┌──

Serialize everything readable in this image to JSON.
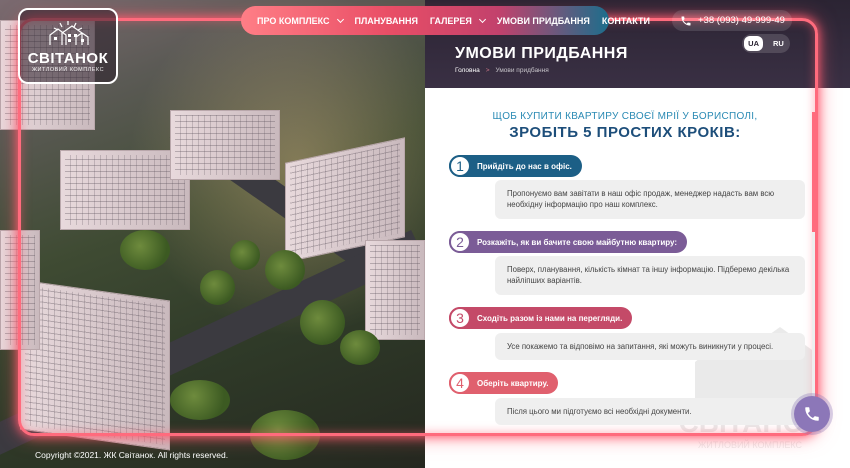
{
  "brand": {
    "name": "СВІТАНОК",
    "tagline": "ЖИТЛОВИЙ КОМПЛЕКС"
  },
  "nav": {
    "items": [
      {
        "label": "ПРО КОМПЛЕКС",
        "has_dropdown": true
      },
      {
        "label": "ПЛАНУВАННЯ",
        "has_dropdown": false
      },
      {
        "label": "ГАЛЕРЕЯ",
        "has_dropdown": true
      },
      {
        "label": "УМОВИ ПРИДБАННЯ",
        "has_dropdown": false
      },
      {
        "label": "КОНТАКТИ",
        "has_dropdown": false
      }
    ]
  },
  "phone": {
    "number": "+38 (093) 49-999-49",
    "icon": "phone-icon"
  },
  "languages": {
    "active": "UA",
    "other": "RU"
  },
  "page": {
    "title": "УМОВИ ПРИДБАННЯ",
    "breadcrumb": {
      "home": "Головна",
      "separator": ">",
      "current": "Умови придбання"
    }
  },
  "intro": {
    "line1": "ЩОБ КУПИТИ КВАРТИРУ СВОЄЇ МРІЇ У БОРИСПОЛІ,",
    "line2": "ЗРОБІТЬ 5 ПРОСТИХ КРОКІВ:"
  },
  "steps": [
    {
      "num": "1",
      "title": "Прийдіть до нас в офіс.",
      "text": "Пропонуємо вам завітати в наш офіс продаж, менеджер надасть вам всю необхідну інформацію про наш комплекс.",
      "color": "#1c5f86"
    },
    {
      "num": "2",
      "title": "Розкажіть, як ви бачите свою майбутню квартиру:",
      "text": "Поверх, планування, кількість кімнат та іншу інформацію. Підберемо декілька найліпших варіантів.",
      "color": "#7b5c97"
    },
    {
      "num": "3",
      "title": "Сходіть разом із нами на перегляди.",
      "text": "Усе покажемо та відповімо на запитання, які можуть виникнути у процесі.",
      "color": "#c44a68"
    },
    {
      "num": "4",
      "title": "Оберіть квартиру.",
      "text": "Після цього ми підготуємо всі необхідні документи.",
      "color": "#e0606e"
    }
  ],
  "watermark": {
    "name": "СВІТАНОК",
    "sub": "ЖИТЛОВИЙ КОМПЛЕКС"
  },
  "footer": {
    "copyright": "Copyright ©2021. ЖК Світанок. All rights reserved."
  },
  "colors": {
    "neon": "#ff6b7d",
    "call_button": "#8c77b8",
    "heading_blue": "#1d4e7a"
  }
}
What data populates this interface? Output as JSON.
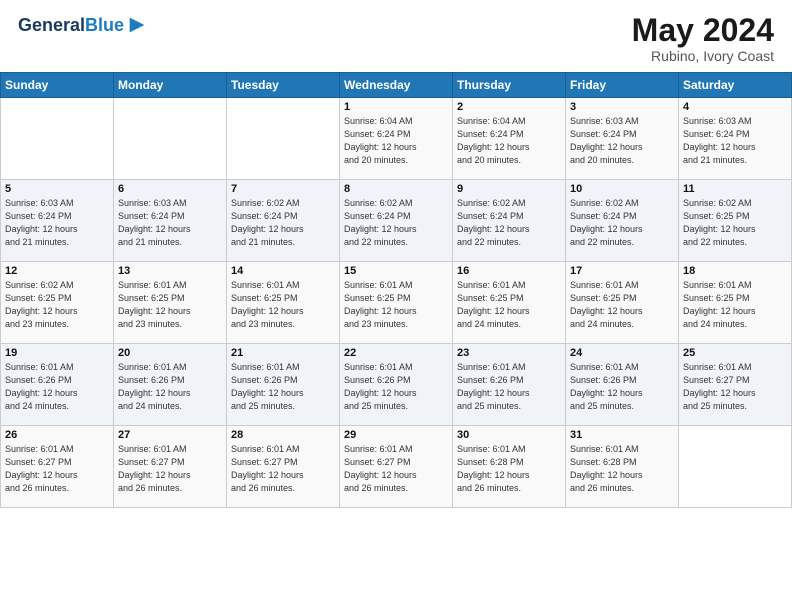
{
  "header": {
    "logo_general": "General",
    "logo_blue": "Blue",
    "month": "May 2024",
    "location": "Rubino, Ivory Coast"
  },
  "days_of_week": [
    "Sunday",
    "Monday",
    "Tuesday",
    "Wednesday",
    "Thursday",
    "Friday",
    "Saturday"
  ],
  "weeks": [
    [
      {
        "day": "",
        "info": ""
      },
      {
        "day": "",
        "info": ""
      },
      {
        "day": "",
        "info": ""
      },
      {
        "day": "1",
        "info": "Sunrise: 6:04 AM\nSunset: 6:24 PM\nDaylight: 12 hours\nand 20 minutes."
      },
      {
        "day": "2",
        "info": "Sunrise: 6:04 AM\nSunset: 6:24 PM\nDaylight: 12 hours\nand 20 minutes."
      },
      {
        "day": "3",
        "info": "Sunrise: 6:03 AM\nSunset: 6:24 PM\nDaylight: 12 hours\nand 20 minutes."
      },
      {
        "day": "4",
        "info": "Sunrise: 6:03 AM\nSunset: 6:24 PM\nDaylight: 12 hours\nand 21 minutes."
      }
    ],
    [
      {
        "day": "5",
        "info": "Sunrise: 6:03 AM\nSunset: 6:24 PM\nDaylight: 12 hours\nand 21 minutes."
      },
      {
        "day": "6",
        "info": "Sunrise: 6:03 AM\nSunset: 6:24 PM\nDaylight: 12 hours\nand 21 minutes."
      },
      {
        "day": "7",
        "info": "Sunrise: 6:02 AM\nSunset: 6:24 PM\nDaylight: 12 hours\nand 21 minutes."
      },
      {
        "day": "8",
        "info": "Sunrise: 6:02 AM\nSunset: 6:24 PM\nDaylight: 12 hours\nand 22 minutes."
      },
      {
        "day": "9",
        "info": "Sunrise: 6:02 AM\nSunset: 6:24 PM\nDaylight: 12 hours\nand 22 minutes."
      },
      {
        "day": "10",
        "info": "Sunrise: 6:02 AM\nSunset: 6:24 PM\nDaylight: 12 hours\nand 22 minutes."
      },
      {
        "day": "11",
        "info": "Sunrise: 6:02 AM\nSunset: 6:25 PM\nDaylight: 12 hours\nand 22 minutes."
      }
    ],
    [
      {
        "day": "12",
        "info": "Sunrise: 6:02 AM\nSunset: 6:25 PM\nDaylight: 12 hours\nand 23 minutes."
      },
      {
        "day": "13",
        "info": "Sunrise: 6:01 AM\nSunset: 6:25 PM\nDaylight: 12 hours\nand 23 minutes."
      },
      {
        "day": "14",
        "info": "Sunrise: 6:01 AM\nSunset: 6:25 PM\nDaylight: 12 hours\nand 23 minutes."
      },
      {
        "day": "15",
        "info": "Sunrise: 6:01 AM\nSunset: 6:25 PM\nDaylight: 12 hours\nand 23 minutes."
      },
      {
        "day": "16",
        "info": "Sunrise: 6:01 AM\nSunset: 6:25 PM\nDaylight: 12 hours\nand 24 minutes."
      },
      {
        "day": "17",
        "info": "Sunrise: 6:01 AM\nSunset: 6:25 PM\nDaylight: 12 hours\nand 24 minutes."
      },
      {
        "day": "18",
        "info": "Sunrise: 6:01 AM\nSunset: 6:25 PM\nDaylight: 12 hours\nand 24 minutes."
      }
    ],
    [
      {
        "day": "19",
        "info": "Sunrise: 6:01 AM\nSunset: 6:26 PM\nDaylight: 12 hours\nand 24 minutes."
      },
      {
        "day": "20",
        "info": "Sunrise: 6:01 AM\nSunset: 6:26 PM\nDaylight: 12 hours\nand 24 minutes."
      },
      {
        "day": "21",
        "info": "Sunrise: 6:01 AM\nSunset: 6:26 PM\nDaylight: 12 hours\nand 25 minutes."
      },
      {
        "day": "22",
        "info": "Sunrise: 6:01 AM\nSunset: 6:26 PM\nDaylight: 12 hours\nand 25 minutes."
      },
      {
        "day": "23",
        "info": "Sunrise: 6:01 AM\nSunset: 6:26 PM\nDaylight: 12 hours\nand 25 minutes."
      },
      {
        "day": "24",
        "info": "Sunrise: 6:01 AM\nSunset: 6:26 PM\nDaylight: 12 hours\nand 25 minutes."
      },
      {
        "day": "25",
        "info": "Sunrise: 6:01 AM\nSunset: 6:27 PM\nDaylight: 12 hours\nand 25 minutes."
      }
    ],
    [
      {
        "day": "26",
        "info": "Sunrise: 6:01 AM\nSunset: 6:27 PM\nDaylight: 12 hours\nand 26 minutes."
      },
      {
        "day": "27",
        "info": "Sunrise: 6:01 AM\nSunset: 6:27 PM\nDaylight: 12 hours\nand 26 minutes."
      },
      {
        "day": "28",
        "info": "Sunrise: 6:01 AM\nSunset: 6:27 PM\nDaylight: 12 hours\nand 26 minutes."
      },
      {
        "day": "29",
        "info": "Sunrise: 6:01 AM\nSunset: 6:27 PM\nDaylight: 12 hours\nand 26 minutes."
      },
      {
        "day": "30",
        "info": "Sunrise: 6:01 AM\nSunset: 6:28 PM\nDaylight: 12 hours\nand 26 minutes."
      },
      {
        "day": "31",
        "info": "Sunrise: 6:01 AM\nSunset: 6:28 PM\nDaylight: 12 hours\nand 26 minutes."
      },
      {
        "day": "",
        "info": ""
      }
    ]
  ]
}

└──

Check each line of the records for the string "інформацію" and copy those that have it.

**SOLVED PROBLEM**
      "text": "Пропонуємо вам завітати в наш офіс продаж, менеджер надасть вам всю необхідну інформацію про наш комплекс.",
      "text": "Поверх, планування, кількість кімнат та іншу інформацію. Підберемо декілька найліпших варіантів.",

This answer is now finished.